Later, the lead researcher of this study admitted to a public hearing of the BC Government that the findings were all correlative – a correlation does not show causality, yet the University of Alberta, where the research was conducted issued a press release claiming that ‘wild salmon mortality caused by fish farms’. When the University was alerted to the concerns, they removed the press release but by then over 500 news stories had reported the research ( ).

Had Vivian Krause not challenged the claims, then this paper would be yet another piece of the scientific jigsaw claiming salmon farming is responsible for killing wild salmon. This challenge to the paper from the University of Alberta led Vivian to look at how the research was funded and subsequent to the identification of a multi-million dollar demarketing campaign aimed at swaying public opinion against farmed salmon, with claims that it damages both human health and the environment.

Although Vivian’s intervention and the subsequent publicity led to the end of this concerted campaign against salmon farming, the consequences continues to this day. Many scientific papers tend to be a mystery to the average person so it is right that they should be challenged and not accepted as Gospel. Researchers should be prepared to make their work accessible especially if it has implications to the business sector, rather than just being of academic interest.


Closed for business: iLAKS have reported that Langsand Laks, a closed containment farm based in Denmark has suffered a ‘sudden and unexplained’ mortality of 250 tonnes of salmon representing the death of between 225,000 to 250,000 fish, its entire stock.

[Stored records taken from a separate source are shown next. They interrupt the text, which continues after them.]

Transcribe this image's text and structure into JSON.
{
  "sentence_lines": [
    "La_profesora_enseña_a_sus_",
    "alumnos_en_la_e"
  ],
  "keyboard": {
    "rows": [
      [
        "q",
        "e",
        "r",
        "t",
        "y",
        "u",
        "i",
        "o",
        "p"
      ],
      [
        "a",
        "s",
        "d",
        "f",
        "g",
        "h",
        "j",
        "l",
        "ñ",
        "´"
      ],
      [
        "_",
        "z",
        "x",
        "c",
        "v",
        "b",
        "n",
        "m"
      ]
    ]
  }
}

Given that there are calls for the salmon industry to move to closed containment, an alleged mortality of salmon in cage farms of under 15% is hardly significant compared to the 100% mortality experienced by this closed containment salmon farm.

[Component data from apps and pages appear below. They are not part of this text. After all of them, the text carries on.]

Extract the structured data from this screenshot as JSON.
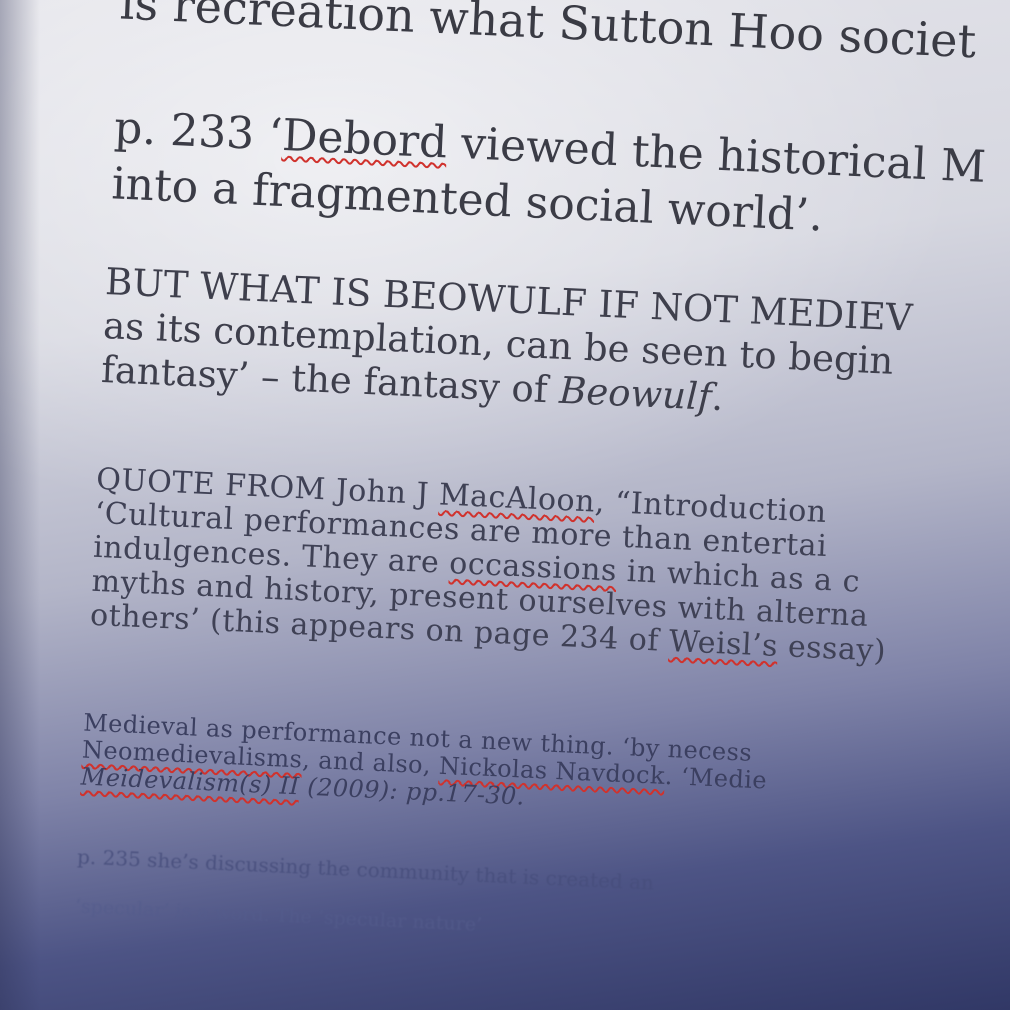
{
  "document": {
    "paragraphs": [
      {
        "lines": [
          [
            {
              "t": "is recreation what Sutton Hoo societ"
            }
          ]
        ]
      },
      {
        "lines": [
          [
            {
              "t": "p. 233 ‘"
            },
            {
              "t": "Debord",
              "spell": true
            },
            {
              "t": " viewed the historical M"
            }
          ],
          [
            {
              "t": "into a fragmented social world’."
            }
          ]
        ]
      },
      {
        "lines": [
          [
            {
              "t": "BUT WHAT IS BEOWULF IF NOT MEDIEV"
            }
          ],
          [
            {
              "t": "as its contemplation, can be seen to begin "
            }
          ],
          [
            {
              "t": "fantasy’ – the fantasy of "
            },
            {
              "t": "Beowulf",
              "italic": true
            },
            {
              "t": "."
            }
          ]
        ]
      },
      {
        "lines": [
          [
            {
              "t": "QUOTE FROM John J "
            },
            {
              "t": "MacAloon",
              "spell": true
            },
            {
              "t": ", “Introduction"
            }
          ],
          [
            {
              "t": "‘Cultural performances are more than entertai"
            }
          ],
          [
            {
              "t": "indulgences. They are "
            },
            {
              "t": "occassions",
              "spell": true
            },
            {
              "t": " in which as a c"
            }
          ],
          [
            {
              "t": "myths and history, present ourselves with alterna"
            }
          ],
          [
            {
              "t": "others’ (this appears on page 234 of "
            },
            {
              "t": "Weisl’s",
              "spell": true
            },
            {
              "t": " essay)"
            }
          ]
        ]
      },
      {
        "lines": [
          [
            {
              "t": "Medieval as performance not a new thing. ‘by necess"
            }
          ],
          [
            {
              "t": "Neomedievalisms",
              "spell": true
            },
            {
              "t": ", and also, "
            },
            {
              "t": "Nickolas Navdock",
              "spell": true
            },
            {
              "t": ". ‘Medie"
            }
          ],
          [
            {
              "t": "Meidevalism(s) II",
              "italic": true,
              "spell": true
            },
            {
              "t": " (2009): pp.17-30.",
              "italic": true
            }
          ]
        ]
      },
      {
        "lines": [
          [
            {
              "t": "p. 235 she’s discussing the community that is created an"
            }
          ]
        ]
      },
      {
        "lines": [
          [
            {
              "t": "‘specular’ is a word. The ‘specular nature’"
            }
          ]
        ]
      }
    ]
  }
}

Langsands Laks believe that the cause of this wipe out is either due to toxins produced in the plant, the water intake or by criminal acts (sabotage). When we, at Callander McDowell, heard the news of the mortality, our immediate thought was that the cause was a water quality issue. Our view remains the same. The company reported that the fish were not showing any signs of problems such as reduced appetite or elevated mortality which points to a sudden change in the water. We certainly do not believe that the mortality was the cause of deliberate malicious action (unless there was some aggrieved ex-employee we don’t know about).

Closed containment systems rely heavily on complex filtration systems but these can lead to problems in that the technology can be so advanced that there becomes an overreliance on it. This means that often simple routine testing can be ignored.

Equally it is often forgotten that filtration systems are not a magic solution to removal of undesirable wastes. Whatever is added to closed contained systems has to be balanced through the removal of the consequences of the growing system. The presence of a filter doesn’t mean that everything automatically disappears. Instead, it can often rear its ugly head, as Langsland Laks has now found to its cost.

This is why we have always rejected the idea of closed containment. Those who most vocally advocate its wider use usually have never even seen, let alone worked, a closed system.